(RIA Novosti) - Georgia's parliament has lifted a moratorium on anti-Russian speeches, but the assembly's speaker said Monday criticism of the Caucasus country's northern neighbor should continue to be restricted to diplomatic contexts.
Nino Burdzhanadze had imposed the ban ahead of a meeting between presidents Vladimir Putin and Mikheil Saakashvili in St. Petersburg June 13 to overcome a crisis in relations between the two nations over a number of issues, including "frozen" conflicts in Georgia's breakaway provinces of South Ossetia and Abkhazia and a ban on imports to Russia of Georgian wines and mineral waters, reports Trend.
"We cannot permanently abstain from speaking out on certain issues, but I hope we can lower the temperature of the dialogue. I believe Georgia and Russia should continue mutual criticism but through diplomatic channels, seeking to find a solution
," Burdzhanadze said in an interview Monday.

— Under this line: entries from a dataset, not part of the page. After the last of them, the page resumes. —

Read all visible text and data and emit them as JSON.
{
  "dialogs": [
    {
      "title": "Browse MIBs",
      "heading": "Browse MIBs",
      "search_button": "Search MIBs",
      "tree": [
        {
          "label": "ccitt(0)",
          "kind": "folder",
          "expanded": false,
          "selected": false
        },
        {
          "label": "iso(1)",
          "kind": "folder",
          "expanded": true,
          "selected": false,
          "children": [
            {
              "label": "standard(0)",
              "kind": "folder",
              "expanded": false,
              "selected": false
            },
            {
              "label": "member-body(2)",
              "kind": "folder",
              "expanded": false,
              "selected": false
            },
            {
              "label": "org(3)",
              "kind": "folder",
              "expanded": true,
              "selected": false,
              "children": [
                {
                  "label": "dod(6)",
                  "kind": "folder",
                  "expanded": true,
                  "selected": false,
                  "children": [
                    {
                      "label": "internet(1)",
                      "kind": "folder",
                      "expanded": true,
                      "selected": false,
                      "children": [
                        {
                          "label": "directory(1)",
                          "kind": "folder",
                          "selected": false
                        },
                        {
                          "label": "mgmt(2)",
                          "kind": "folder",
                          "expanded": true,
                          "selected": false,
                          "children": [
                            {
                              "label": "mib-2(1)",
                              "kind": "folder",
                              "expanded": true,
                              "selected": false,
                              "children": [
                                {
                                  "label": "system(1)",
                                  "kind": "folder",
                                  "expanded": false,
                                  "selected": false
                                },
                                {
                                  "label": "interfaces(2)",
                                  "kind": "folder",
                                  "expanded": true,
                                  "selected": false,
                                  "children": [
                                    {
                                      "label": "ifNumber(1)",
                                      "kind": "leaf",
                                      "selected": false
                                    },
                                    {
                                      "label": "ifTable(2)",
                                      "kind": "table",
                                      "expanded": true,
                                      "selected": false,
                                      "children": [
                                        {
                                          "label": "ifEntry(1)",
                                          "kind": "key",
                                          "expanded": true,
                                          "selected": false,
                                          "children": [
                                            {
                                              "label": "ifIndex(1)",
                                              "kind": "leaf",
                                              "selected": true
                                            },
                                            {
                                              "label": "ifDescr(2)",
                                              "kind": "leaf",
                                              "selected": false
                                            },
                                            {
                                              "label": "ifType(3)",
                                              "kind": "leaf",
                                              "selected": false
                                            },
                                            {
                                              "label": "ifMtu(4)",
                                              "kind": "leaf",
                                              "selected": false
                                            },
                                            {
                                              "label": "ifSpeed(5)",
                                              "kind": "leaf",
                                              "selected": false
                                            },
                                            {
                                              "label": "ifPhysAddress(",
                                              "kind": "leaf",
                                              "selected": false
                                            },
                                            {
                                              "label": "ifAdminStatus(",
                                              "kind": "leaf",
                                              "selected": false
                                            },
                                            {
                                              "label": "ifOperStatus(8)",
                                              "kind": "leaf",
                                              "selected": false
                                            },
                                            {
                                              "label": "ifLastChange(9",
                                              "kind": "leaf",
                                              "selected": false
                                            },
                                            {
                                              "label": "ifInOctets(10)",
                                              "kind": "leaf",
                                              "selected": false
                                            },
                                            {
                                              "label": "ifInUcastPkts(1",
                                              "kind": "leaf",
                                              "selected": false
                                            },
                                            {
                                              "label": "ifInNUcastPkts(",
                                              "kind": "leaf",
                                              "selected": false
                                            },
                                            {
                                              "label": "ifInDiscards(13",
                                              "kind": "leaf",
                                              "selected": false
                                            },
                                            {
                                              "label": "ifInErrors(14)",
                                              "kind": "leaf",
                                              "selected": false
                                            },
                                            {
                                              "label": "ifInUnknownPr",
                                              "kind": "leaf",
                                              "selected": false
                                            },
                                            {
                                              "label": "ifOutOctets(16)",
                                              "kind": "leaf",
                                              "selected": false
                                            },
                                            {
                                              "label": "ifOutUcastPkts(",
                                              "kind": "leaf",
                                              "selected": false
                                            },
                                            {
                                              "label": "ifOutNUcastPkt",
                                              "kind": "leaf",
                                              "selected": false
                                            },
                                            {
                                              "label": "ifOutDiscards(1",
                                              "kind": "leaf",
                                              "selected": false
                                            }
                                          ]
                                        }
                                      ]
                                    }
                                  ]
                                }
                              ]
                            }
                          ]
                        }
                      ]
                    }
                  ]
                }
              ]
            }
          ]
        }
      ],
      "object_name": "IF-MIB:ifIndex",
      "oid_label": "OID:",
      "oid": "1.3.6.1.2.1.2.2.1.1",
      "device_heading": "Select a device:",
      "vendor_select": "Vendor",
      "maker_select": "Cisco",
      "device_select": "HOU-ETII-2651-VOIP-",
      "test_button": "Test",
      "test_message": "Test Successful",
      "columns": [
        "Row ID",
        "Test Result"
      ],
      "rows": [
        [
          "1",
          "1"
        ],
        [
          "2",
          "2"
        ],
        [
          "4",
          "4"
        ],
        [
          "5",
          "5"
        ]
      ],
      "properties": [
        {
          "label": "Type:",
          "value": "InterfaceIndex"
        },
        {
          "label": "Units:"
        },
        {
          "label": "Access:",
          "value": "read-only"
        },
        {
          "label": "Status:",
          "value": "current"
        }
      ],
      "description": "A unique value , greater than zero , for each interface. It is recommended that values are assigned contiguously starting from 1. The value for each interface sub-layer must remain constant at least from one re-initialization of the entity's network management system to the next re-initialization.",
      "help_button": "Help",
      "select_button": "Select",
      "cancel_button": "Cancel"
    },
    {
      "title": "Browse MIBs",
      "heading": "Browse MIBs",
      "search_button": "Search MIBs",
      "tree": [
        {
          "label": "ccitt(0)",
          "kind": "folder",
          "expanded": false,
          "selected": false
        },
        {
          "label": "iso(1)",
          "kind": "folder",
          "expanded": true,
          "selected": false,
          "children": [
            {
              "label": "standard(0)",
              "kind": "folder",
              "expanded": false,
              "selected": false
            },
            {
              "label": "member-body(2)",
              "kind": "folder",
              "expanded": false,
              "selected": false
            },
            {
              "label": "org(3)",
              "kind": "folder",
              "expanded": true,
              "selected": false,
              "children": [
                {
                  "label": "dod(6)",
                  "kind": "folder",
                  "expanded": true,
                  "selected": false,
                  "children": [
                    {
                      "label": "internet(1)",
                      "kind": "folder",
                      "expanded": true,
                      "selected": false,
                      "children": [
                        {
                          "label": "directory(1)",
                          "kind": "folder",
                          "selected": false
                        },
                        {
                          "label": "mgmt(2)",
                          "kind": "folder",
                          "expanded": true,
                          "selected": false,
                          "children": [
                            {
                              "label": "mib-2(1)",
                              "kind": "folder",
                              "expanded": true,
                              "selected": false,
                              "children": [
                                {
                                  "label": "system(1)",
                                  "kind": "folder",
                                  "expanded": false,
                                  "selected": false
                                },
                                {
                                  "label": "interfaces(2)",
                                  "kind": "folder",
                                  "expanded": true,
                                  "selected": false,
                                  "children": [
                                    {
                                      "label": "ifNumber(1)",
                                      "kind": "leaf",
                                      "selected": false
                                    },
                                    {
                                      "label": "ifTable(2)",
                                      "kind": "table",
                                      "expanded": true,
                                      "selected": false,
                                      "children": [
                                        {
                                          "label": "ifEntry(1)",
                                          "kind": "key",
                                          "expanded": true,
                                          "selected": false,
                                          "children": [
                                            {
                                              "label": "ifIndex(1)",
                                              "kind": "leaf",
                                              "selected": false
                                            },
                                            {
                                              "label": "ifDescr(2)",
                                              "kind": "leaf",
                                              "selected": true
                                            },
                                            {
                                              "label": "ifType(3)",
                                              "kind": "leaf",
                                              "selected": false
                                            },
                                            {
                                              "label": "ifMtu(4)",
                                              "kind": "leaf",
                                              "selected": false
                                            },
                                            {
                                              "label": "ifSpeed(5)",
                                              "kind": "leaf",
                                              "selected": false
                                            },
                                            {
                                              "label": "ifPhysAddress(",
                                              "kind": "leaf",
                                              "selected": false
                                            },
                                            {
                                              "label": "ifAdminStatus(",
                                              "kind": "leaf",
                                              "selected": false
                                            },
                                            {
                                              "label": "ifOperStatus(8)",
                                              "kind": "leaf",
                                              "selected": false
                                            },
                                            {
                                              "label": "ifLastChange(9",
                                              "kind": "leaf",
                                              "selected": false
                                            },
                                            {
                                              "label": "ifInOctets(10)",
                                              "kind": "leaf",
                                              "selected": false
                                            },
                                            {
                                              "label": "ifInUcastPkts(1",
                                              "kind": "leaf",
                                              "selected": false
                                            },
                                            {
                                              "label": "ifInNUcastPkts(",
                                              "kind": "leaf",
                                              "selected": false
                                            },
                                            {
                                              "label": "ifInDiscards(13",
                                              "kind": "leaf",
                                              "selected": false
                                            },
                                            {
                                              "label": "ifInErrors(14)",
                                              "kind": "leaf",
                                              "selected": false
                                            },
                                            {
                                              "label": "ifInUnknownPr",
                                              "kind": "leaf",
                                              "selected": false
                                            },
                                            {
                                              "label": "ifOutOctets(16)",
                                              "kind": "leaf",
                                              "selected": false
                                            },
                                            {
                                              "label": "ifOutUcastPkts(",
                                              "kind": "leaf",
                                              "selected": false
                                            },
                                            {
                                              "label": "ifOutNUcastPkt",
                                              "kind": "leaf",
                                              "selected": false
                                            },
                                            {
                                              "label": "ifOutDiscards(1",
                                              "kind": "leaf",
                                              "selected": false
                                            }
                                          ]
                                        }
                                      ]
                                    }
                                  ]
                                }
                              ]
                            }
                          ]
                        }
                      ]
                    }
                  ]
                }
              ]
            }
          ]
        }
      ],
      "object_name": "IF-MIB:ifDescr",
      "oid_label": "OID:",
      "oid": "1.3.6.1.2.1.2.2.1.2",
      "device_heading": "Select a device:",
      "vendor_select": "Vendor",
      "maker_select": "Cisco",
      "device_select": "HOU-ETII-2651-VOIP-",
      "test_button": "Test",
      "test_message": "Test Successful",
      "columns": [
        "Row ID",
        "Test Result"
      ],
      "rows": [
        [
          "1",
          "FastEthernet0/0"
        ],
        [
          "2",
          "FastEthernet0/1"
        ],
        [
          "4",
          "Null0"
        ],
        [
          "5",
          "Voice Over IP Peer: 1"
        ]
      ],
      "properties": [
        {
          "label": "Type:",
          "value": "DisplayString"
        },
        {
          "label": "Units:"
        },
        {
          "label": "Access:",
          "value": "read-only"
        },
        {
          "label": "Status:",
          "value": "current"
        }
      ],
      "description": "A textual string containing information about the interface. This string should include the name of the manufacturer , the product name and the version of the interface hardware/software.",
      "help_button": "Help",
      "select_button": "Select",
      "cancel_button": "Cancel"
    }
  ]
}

She said that it was sometimes difficult to control emotions when a dispute concerned territory and 300,000 refugees, but that insults and swearing were unacceptable. And she condemned a move by Romanian senator Ilie Ilascu to strip Russia of the chairmanship of the Council of Europe's ministerial committee.
"I oppose isolating Russia from any kind of international political or legal activity, because this would lead to nothing positive," she said.
Burdzhanadze said she was upbeat about her work with Sergei Mironov, who chairs the upper house of Russia's parliament, the Federation Council, and invited other Federation Council members to dialogue within the framework of the Caucasus "quartet" - Russia, Georgia, Armenia and Azerbaijan. But she said a meeting of the quartet has yet to be scheduled.